Silje Nes, who grew up in the tiny town of Leikanger, in Sognefjord, Norway, home-recorded her follow-up to the 2008 debut album Ames Room in Berlin over an eighteen-month time period. She initially adopted a more random and spontaneous modus operandi when she started making music in 2001 using four-track demo software and laptop for gear. Enticed by the many possible directions that could be pursued, she used whatever materials she had at hand (guitars, synth, cello, drum kit, laptop, loop pedals) in constructing her vignettes and gradually her singing worked its way into the mix too. Opticks (the title a reference to Isaac Newton's 1704 book) finds her bringing a tighter focus to songs that are more structured, melodic, and richer in instrumental detail than those on the previous album. As the new material again features vocals, guitars, and drums but also viola, bass, xylophone, electronics, keyboards, concertina, flute, trumpet, and percussion, rich webs of sound result in songs that rarely extend beyond a four-minute duration.

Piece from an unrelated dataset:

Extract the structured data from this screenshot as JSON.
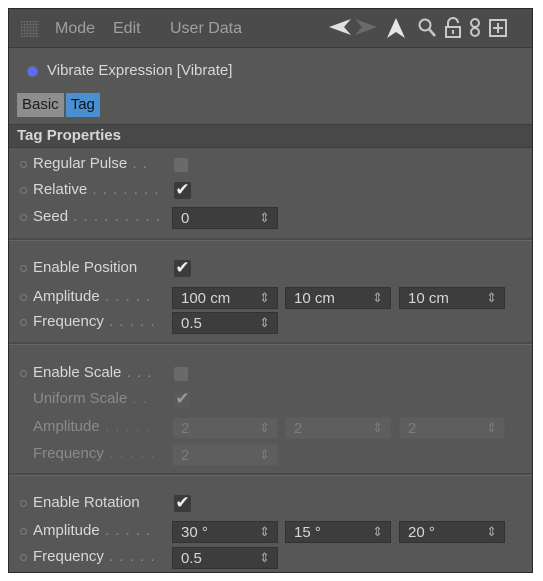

On songs like “Symmetry of Empty Space” and “Levitation,” her gentle and clear-eyed voice occasionally calls to mind Julee Cruise's, whereas in a few other places one is reminded of Hope Sandoval. Nes's singing and the instrumental settings that she embeds it within are relatively restrained, sometimes so much so that Opticks would make an ideal selection as lullaby music perfect for sending infants off to sleep. Which is not to suggest that there isn't occasional contrast, as shown by “The Grass Harp,” for instance, which kicks up some dust with galloping drum beats and electric guitars before returning to Nes's comfort zone where breathy vocals share the stage with viola and glockenspiel. But generally speaking the album focuses on dreamy folk-pop of the kind heard in “The Card House,” “Crystals,” and the swooning folk shuffle “Branches.”
Yes, her music is gently enchanting and its home-made character heightens the intimacy that her vocalizing already brings to the recording (especially when it's so front and center it feels like she's singing into one's ear) but the presence of a stronger emotional dimension would lend Nes's music more depth. As pretty as it is, her delivery is weakened by that fact that it seldoms strays from its fragile mode, and consequently there's not a lot of variety or dynamic contrast in the singing style. It's during the closing song, “Ruby Red,” that we catch a glimpse of how more affecting her music can be when its emotional potential is explored, even if the song's more powerful impact comes by way of the plaintive viola cry and less her vocalizing.